Okay. I really have to get to re-doing my resume. Unfortunately, I have developed a nasty headache since I started this "just an update" post. Can you believe I have a hangover form drinking one beer last night? Seems that it's so.


BitterGrace said...

Julie, I suspect the ship folk are part of the Twelve Tribes movement--does this sound like them?

Savannah Now

I have talked to some of the original Twelve Tribes people, who recently moved back to Tennessee. Whether they're creepy or inspiring depends a lot on how you feel about dedicated religious communities. There's a pretty good Wikipedia page on them here.

Re the knitting, I find it interesting in a completely abstract way, so post away!

Julie H. Rose said...

Yes, Maria, they are, and I'm going to come back and blog about them. What you wrote - "Whether they're creepy or inspiring depends a lot on how you feel about dedicated religious communities" is something I had planned on writing about after I discovered who they are and thought that my distrust is colored by my negative stereotyping of Christian intentional communities based primarily on memories of Jonestown and other repressive cult-like groups. I have my own biases, too, and need to examine them. I read the Twelve Tribes brochure about their boat, which I found after I posted this, and there was nothing inherently offensive or scary about what they wrote. I just didn't trust it. More to come, and I'll read your link. Thanks.

jmcleod76 said...

"But being pushy isn't their style.

Evangelism, they believe, is done most effectively through hospitality."

Sounds OK to me. The Jesus Movememnt, mentioned in the article as a parent of Twelve Tribes, is an Evangelical movement that grew in the 60s and 70s among hippies and ex-hippies. They tend toward conservatism, but not in the scariest ways possible.

The video at the end of the article was cool. They sort of remind me of the Shakers, another religious community that looks strange to outsiders.
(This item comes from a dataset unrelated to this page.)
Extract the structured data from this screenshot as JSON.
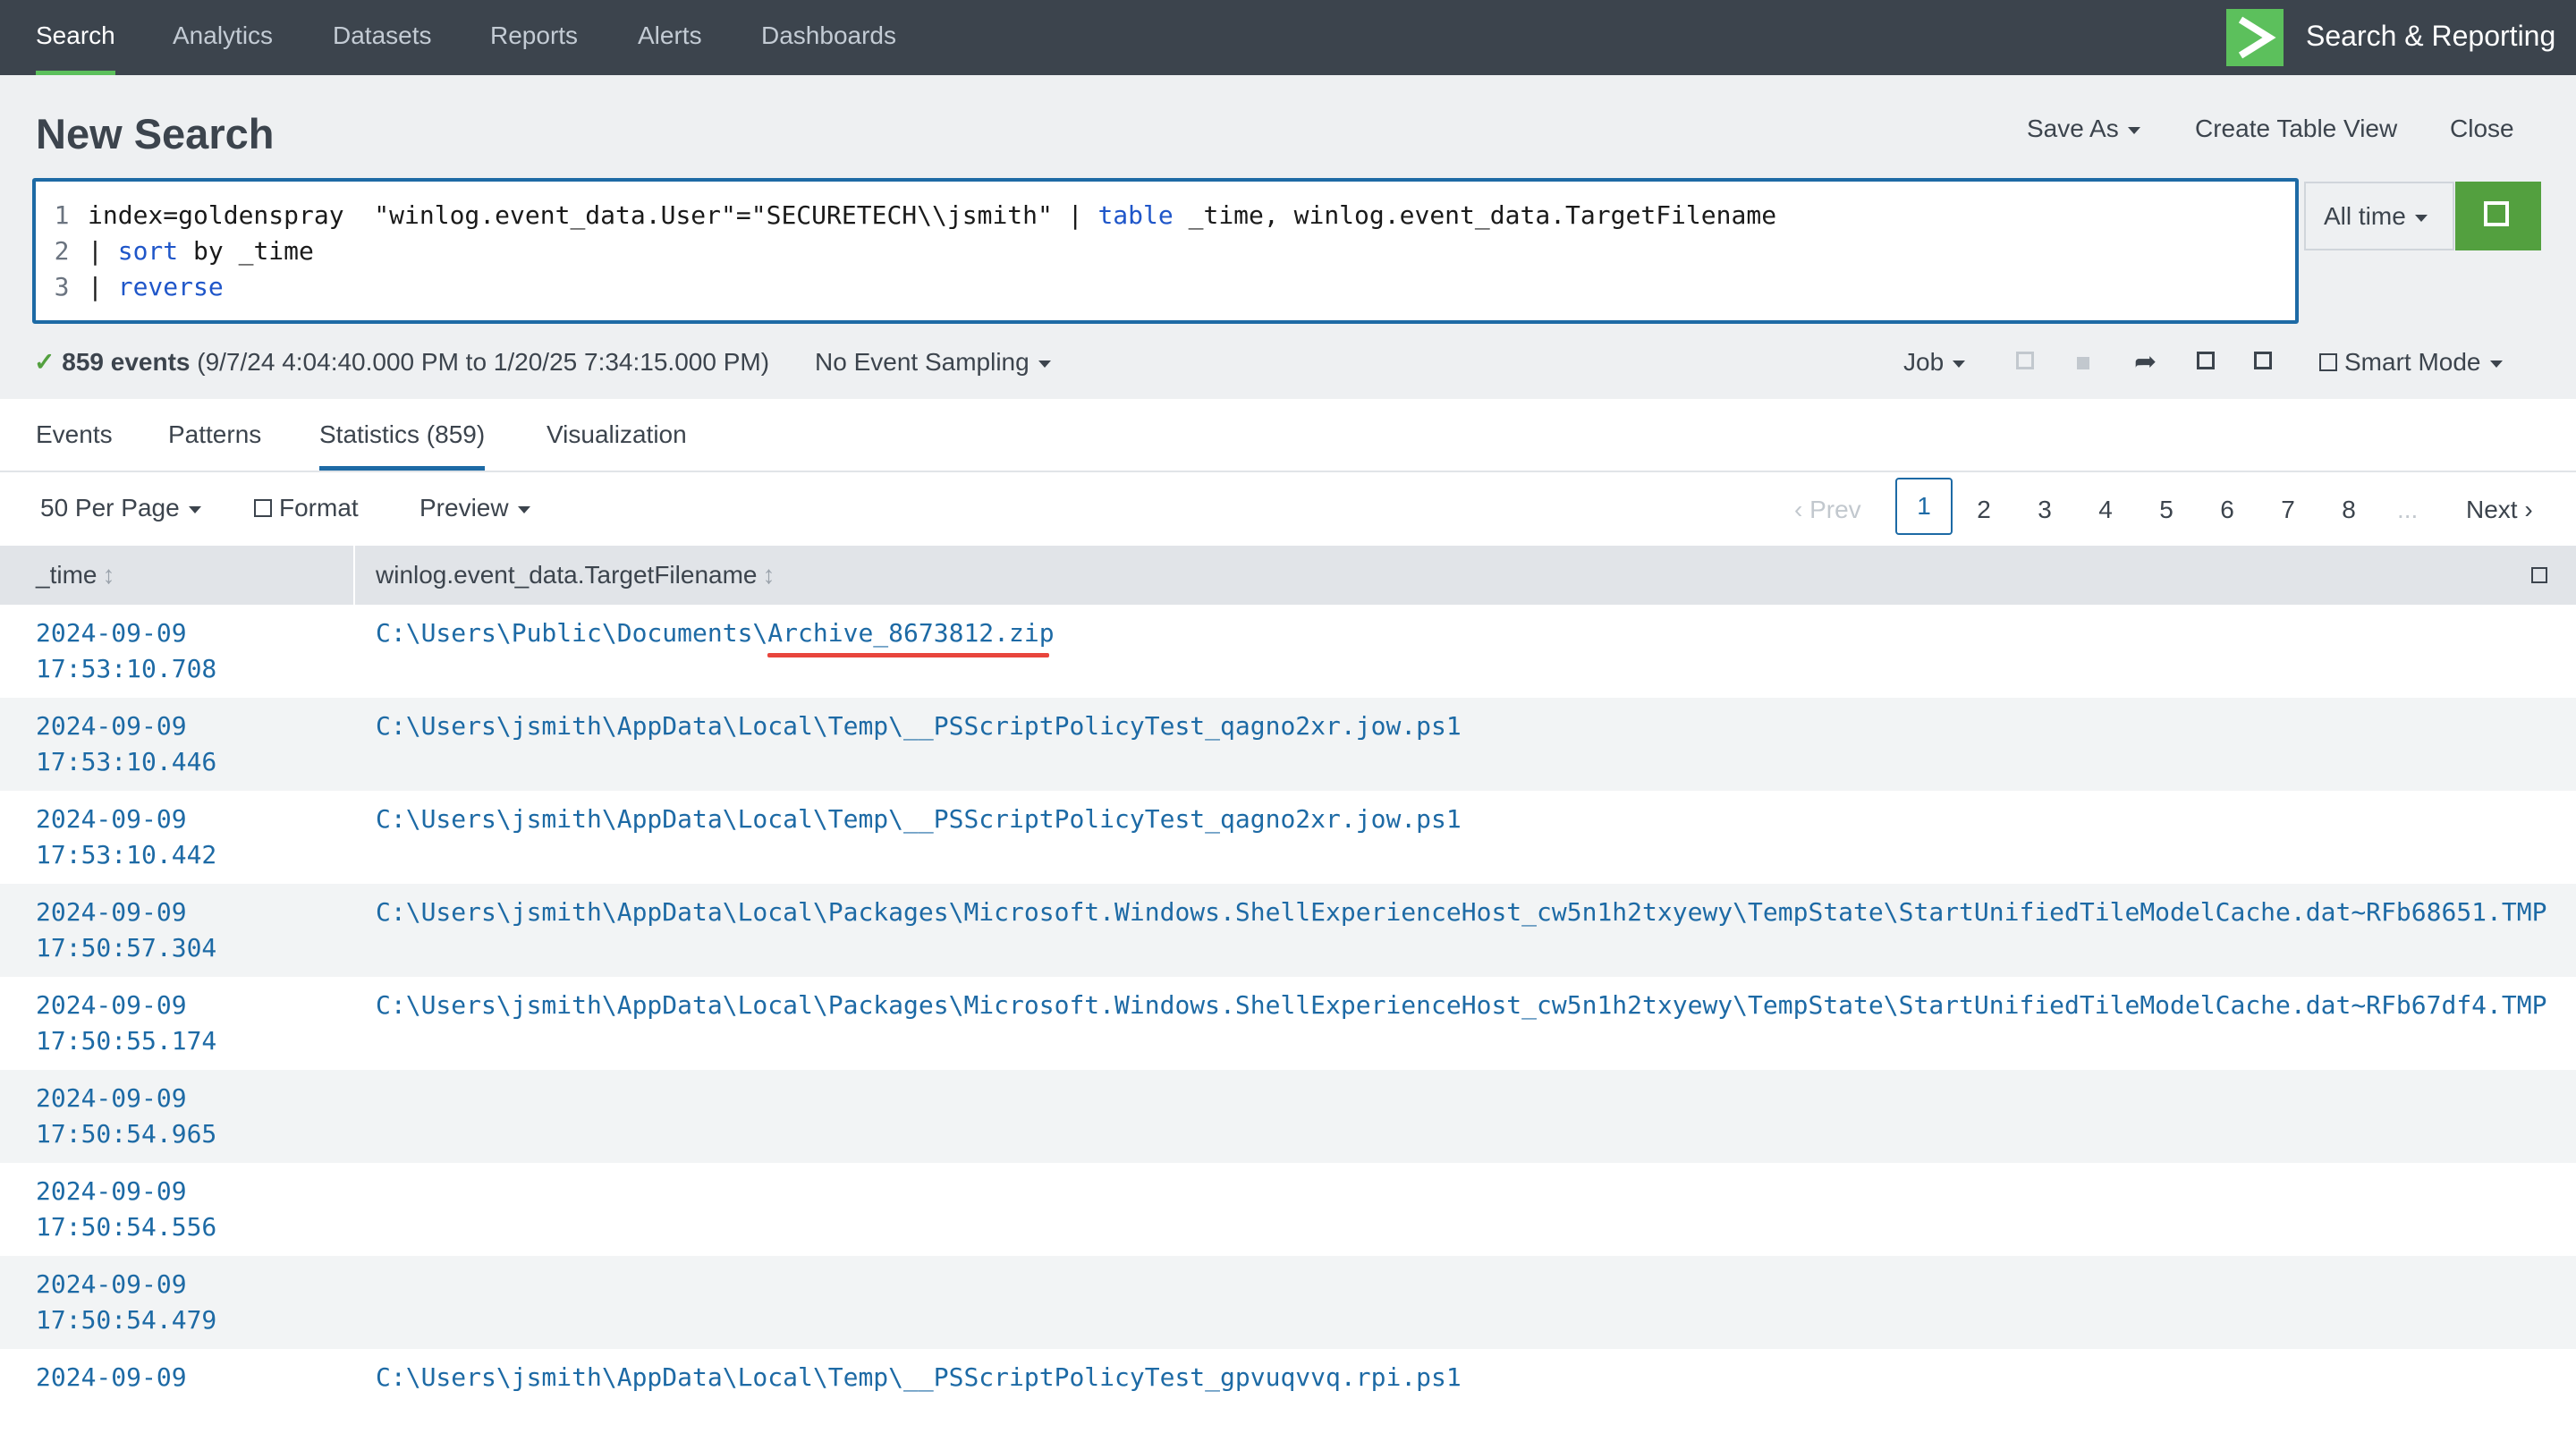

If I lived closer to Belfast, I might go check out the Peacemaker.

As for religious intentional communities, I can certainly understand approaching them with caution, but there is a lot of good that comes out of religious people living in community. I think of the Emergent Church - post-modern Christians with, generally, liberal politics and a Zen-like emphasis on our inability to really understand God - and it's new monasticism movement. Young people all over the country are living in religious intentional communities, which allows them to have lower incomes, consume less, and have more time for service in the community. They're not so different from my anarchist friends who practice and promote co-housing.

Dick Fischbeck said...

Hi Jamie

You said:

"They're not so different from my anarchist friends who practice and promote co-housing."

How can that be!! (I prefer the concept nonarchist)


(my nephew's name is Henrik and I decided it was time to change my name. (8^)

Btw, and speaking of design,